Taken from Pension Application
Later in 1781, he was drafted to serve another two months, this time with Captain Dawson. He marched from Amherst to the Albemarle Barracks where he was stationed to Guard the British prisoners being held there. He served in this position for only a month before being discharged again. (As far as I can tell, the Albemarle Barracks ceased to function in the end of 1780. I wonder if John was mistaken on the time he served there.)
Sketch of the Albemarle Barracks
Artist unknown
John was later drafted a fourth time! This time, still being in 1781, he was drafted under Captain Burrows. Under Captain Burrows, he marched from Amherst County to a place near Yorktown. He was in service for one additional month during this term before being discharged.

I find John Upshaw's story to be very different from the story of my other ancestor, John Threadgill. John Threadgill enlisted before the signing of the Declaration of Independence. He also fought for the American cause for a consecutive year.

John Upshaw, on the other hand, did not voluntarily enlist. He was drafted, not once, but four times. And his service wasn't until the later half of the War. Also, he only served for periods of a month or two before heading back home to his family. I wonder if the differences in their family lives influenced their different stories.

John Upshaw got married before his service. John Threadgill didn't seem to get married until after he served. Perhaps John Upshaw felt more of a duty to being home caring for his new bride than serving on the battlefield, whereas John Threadgill did not yet have a family waiting for him at home.

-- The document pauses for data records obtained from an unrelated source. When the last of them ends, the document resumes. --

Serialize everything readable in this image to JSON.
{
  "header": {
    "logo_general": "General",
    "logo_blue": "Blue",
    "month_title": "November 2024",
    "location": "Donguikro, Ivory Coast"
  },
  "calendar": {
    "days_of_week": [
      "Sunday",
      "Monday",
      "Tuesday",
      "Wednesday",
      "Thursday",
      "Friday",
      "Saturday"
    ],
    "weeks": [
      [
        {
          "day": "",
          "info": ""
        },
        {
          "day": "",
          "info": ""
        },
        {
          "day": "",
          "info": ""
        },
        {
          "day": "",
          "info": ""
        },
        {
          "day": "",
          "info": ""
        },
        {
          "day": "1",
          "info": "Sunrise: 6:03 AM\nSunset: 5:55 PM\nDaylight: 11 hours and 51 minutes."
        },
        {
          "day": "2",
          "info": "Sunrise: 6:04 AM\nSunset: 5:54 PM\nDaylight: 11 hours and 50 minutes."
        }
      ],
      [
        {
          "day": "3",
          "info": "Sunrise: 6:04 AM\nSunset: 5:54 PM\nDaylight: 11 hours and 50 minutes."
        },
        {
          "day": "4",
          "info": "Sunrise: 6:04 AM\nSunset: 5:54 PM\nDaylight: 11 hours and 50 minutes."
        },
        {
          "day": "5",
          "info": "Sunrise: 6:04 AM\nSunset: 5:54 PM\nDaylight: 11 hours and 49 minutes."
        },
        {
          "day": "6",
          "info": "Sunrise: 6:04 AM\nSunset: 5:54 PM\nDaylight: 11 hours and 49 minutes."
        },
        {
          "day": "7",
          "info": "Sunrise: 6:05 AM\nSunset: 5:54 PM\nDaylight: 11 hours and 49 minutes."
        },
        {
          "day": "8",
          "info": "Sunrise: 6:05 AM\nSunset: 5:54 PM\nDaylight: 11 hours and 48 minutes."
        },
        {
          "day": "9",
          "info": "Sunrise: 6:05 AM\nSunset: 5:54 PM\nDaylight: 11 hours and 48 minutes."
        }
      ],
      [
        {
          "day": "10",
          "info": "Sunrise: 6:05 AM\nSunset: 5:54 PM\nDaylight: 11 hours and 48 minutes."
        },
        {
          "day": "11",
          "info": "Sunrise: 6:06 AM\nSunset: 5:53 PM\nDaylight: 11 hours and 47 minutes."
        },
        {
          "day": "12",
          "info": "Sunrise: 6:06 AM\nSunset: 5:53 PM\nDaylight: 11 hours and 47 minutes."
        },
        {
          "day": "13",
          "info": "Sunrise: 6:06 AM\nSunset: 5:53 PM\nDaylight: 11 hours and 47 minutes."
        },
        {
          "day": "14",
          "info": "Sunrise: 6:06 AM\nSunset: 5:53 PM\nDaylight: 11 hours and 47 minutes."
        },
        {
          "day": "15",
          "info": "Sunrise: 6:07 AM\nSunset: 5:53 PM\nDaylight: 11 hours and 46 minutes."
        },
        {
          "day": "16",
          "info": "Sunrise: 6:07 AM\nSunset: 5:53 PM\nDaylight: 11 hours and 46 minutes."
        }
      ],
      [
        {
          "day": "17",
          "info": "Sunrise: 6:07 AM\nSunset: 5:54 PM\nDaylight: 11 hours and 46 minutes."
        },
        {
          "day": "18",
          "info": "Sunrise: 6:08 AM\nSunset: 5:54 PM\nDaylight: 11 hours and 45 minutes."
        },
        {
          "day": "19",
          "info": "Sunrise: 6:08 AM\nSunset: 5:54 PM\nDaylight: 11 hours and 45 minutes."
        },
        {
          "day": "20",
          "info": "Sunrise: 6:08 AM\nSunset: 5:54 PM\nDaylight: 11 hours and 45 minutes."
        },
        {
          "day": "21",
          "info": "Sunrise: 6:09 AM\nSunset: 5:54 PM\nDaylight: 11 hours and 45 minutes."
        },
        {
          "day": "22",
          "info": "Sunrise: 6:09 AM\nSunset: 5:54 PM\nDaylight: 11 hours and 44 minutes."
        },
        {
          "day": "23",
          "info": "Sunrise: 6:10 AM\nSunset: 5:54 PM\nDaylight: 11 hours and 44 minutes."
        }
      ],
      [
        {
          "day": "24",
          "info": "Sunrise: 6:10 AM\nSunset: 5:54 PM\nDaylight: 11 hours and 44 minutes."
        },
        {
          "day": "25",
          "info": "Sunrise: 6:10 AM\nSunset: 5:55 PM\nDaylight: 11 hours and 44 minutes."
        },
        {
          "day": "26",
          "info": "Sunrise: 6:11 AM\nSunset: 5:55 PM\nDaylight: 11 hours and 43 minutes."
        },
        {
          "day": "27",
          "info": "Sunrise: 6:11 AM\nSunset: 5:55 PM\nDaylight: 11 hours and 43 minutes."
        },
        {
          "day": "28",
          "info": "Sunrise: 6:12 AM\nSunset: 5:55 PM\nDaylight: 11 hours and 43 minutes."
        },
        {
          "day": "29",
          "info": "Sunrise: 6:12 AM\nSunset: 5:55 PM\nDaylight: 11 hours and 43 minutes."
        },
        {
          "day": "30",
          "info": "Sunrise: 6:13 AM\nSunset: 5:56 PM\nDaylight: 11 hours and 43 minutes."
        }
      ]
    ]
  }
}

I also find it interesting that John Upshaw could not sign his name on his application like John Threadgill could. The following is a copy of his "mark" which served as his signature on his Pension Application.
John's mark as found in his Pension Application
In regards to the DAR, so far 19 Daughters have successfully filed under this Patriot. As of this writing, Daughters have successfully shown lineage under the following children of John and Amy:
  • Sarah R. Upshaw
  • George L. Upshaw
  • James Upshaw
  • John Upshaw
I have yet to uncover any additional children for this couple, but I have not investigated this family very deeply. If I find any other children born to this union, I will post their names, if not here on this post, on a future post.

  • John Upshaw's Pension Application (accessed on Ancestry)
  • Sketch of the Albemarle Barracks is currently unsourced. Found in a Google Search as being present on several blogs also unsourced.